Task details: Examine the records and identify each line that includes the string "JSON". Copy those lines.

Web page and app entries
▼

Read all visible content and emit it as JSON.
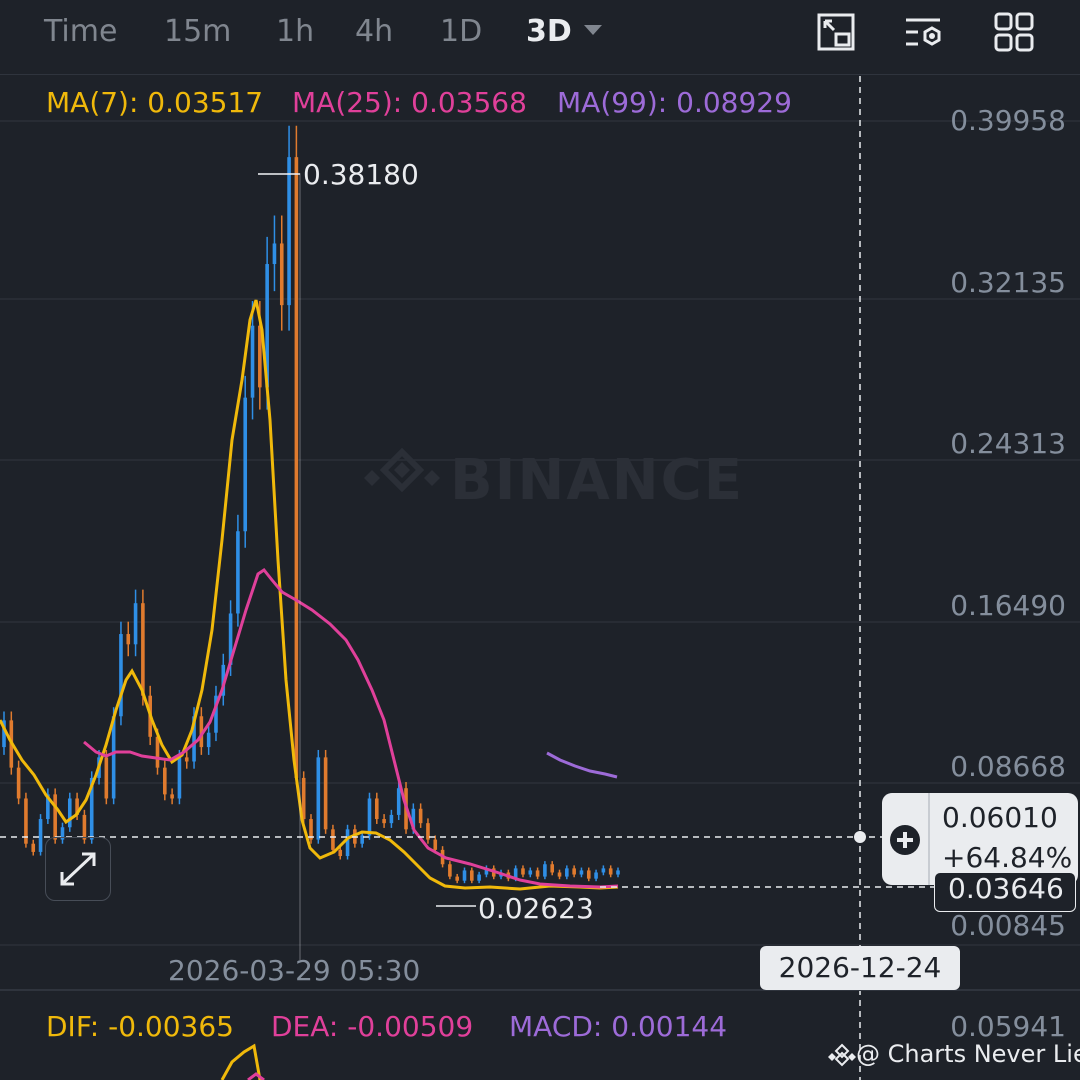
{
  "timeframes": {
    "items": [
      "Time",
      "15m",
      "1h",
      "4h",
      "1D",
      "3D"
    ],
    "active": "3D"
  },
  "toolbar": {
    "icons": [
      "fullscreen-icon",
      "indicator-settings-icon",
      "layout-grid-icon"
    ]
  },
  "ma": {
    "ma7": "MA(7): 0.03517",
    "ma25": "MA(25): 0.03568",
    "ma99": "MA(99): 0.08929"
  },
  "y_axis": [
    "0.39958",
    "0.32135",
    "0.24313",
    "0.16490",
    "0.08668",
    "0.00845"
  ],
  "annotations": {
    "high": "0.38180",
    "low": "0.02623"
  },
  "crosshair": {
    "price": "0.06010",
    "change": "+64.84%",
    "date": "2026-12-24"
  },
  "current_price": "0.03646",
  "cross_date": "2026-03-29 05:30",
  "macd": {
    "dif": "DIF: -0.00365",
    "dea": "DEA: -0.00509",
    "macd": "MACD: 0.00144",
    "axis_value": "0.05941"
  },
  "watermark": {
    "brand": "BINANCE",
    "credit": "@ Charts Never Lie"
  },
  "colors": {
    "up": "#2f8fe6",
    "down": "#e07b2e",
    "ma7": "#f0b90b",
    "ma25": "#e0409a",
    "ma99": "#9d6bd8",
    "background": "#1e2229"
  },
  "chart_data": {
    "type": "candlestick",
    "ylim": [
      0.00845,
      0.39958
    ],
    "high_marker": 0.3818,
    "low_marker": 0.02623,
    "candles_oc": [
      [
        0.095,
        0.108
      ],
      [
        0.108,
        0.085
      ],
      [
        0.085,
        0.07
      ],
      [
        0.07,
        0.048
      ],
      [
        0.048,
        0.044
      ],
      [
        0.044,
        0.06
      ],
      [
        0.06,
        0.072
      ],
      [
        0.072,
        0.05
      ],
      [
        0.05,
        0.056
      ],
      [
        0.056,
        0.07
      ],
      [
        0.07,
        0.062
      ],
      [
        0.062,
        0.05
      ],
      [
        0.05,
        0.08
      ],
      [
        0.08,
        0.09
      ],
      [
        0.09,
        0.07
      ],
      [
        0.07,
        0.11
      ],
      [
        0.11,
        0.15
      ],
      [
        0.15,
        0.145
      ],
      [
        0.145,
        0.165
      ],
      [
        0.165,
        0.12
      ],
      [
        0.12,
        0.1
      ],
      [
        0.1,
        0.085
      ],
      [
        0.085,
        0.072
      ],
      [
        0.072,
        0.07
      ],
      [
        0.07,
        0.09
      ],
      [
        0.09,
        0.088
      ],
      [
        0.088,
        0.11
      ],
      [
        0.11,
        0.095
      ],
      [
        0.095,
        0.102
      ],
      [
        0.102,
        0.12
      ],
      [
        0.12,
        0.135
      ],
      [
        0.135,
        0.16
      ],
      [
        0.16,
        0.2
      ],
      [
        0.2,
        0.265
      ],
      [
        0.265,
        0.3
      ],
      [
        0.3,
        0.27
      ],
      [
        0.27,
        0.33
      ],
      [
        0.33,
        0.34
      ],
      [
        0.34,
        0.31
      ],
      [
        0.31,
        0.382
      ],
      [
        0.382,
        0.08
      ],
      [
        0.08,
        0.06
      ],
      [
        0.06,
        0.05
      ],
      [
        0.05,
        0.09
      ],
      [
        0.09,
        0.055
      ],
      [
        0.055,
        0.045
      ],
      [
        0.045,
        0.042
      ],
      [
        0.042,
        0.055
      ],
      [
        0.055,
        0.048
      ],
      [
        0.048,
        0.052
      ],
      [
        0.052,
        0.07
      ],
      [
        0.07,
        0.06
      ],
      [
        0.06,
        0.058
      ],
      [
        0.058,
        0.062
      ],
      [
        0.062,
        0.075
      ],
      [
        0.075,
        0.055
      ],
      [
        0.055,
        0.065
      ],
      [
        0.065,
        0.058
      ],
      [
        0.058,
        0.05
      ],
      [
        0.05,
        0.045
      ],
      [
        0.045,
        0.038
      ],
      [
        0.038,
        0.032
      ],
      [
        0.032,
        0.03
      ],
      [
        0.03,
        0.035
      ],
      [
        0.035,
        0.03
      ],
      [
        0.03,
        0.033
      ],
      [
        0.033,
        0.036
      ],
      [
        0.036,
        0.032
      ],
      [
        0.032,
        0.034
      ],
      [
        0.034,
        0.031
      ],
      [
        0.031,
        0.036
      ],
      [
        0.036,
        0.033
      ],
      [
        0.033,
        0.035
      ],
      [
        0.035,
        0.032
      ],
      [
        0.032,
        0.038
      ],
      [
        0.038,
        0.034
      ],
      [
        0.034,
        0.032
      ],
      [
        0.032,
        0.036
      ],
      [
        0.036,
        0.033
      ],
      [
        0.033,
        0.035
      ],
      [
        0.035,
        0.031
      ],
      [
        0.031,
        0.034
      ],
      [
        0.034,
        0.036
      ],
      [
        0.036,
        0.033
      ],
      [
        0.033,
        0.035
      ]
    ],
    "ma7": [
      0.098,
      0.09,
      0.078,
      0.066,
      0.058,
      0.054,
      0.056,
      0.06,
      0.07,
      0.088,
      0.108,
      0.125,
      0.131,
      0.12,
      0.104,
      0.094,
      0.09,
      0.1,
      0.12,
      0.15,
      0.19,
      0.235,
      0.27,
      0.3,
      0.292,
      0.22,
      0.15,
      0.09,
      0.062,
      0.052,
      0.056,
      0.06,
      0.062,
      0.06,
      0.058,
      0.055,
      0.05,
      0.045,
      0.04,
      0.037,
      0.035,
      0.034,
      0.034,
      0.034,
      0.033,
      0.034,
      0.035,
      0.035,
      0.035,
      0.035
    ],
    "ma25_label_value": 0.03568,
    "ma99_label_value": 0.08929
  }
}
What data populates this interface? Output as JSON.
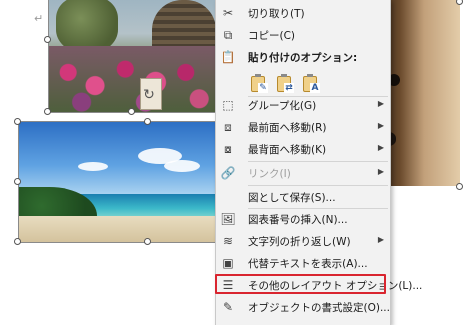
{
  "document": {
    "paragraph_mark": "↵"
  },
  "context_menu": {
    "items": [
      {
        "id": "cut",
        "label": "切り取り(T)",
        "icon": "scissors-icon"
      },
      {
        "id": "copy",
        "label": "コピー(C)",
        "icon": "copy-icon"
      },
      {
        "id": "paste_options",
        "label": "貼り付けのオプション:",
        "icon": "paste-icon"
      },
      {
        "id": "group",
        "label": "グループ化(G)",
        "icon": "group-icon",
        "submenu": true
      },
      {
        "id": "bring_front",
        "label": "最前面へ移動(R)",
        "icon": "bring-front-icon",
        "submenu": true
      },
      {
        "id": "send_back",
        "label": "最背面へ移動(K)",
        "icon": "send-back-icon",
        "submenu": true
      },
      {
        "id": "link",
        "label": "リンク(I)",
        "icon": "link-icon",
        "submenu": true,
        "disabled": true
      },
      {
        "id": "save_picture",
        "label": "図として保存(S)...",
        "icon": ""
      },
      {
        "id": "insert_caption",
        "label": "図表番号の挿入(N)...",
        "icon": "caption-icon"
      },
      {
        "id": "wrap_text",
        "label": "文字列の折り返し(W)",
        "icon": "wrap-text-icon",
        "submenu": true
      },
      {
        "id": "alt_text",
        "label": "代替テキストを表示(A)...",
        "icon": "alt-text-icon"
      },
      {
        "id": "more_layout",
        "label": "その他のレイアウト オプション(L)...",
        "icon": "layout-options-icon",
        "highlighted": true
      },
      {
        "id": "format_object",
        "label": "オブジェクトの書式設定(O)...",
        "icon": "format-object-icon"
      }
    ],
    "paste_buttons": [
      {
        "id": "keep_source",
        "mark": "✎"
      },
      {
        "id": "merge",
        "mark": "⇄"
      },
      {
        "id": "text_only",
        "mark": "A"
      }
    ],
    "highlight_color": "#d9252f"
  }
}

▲

Answer to this task:
Read all visible content and emit it as JSON.
What data populates this interface? Output as JSON.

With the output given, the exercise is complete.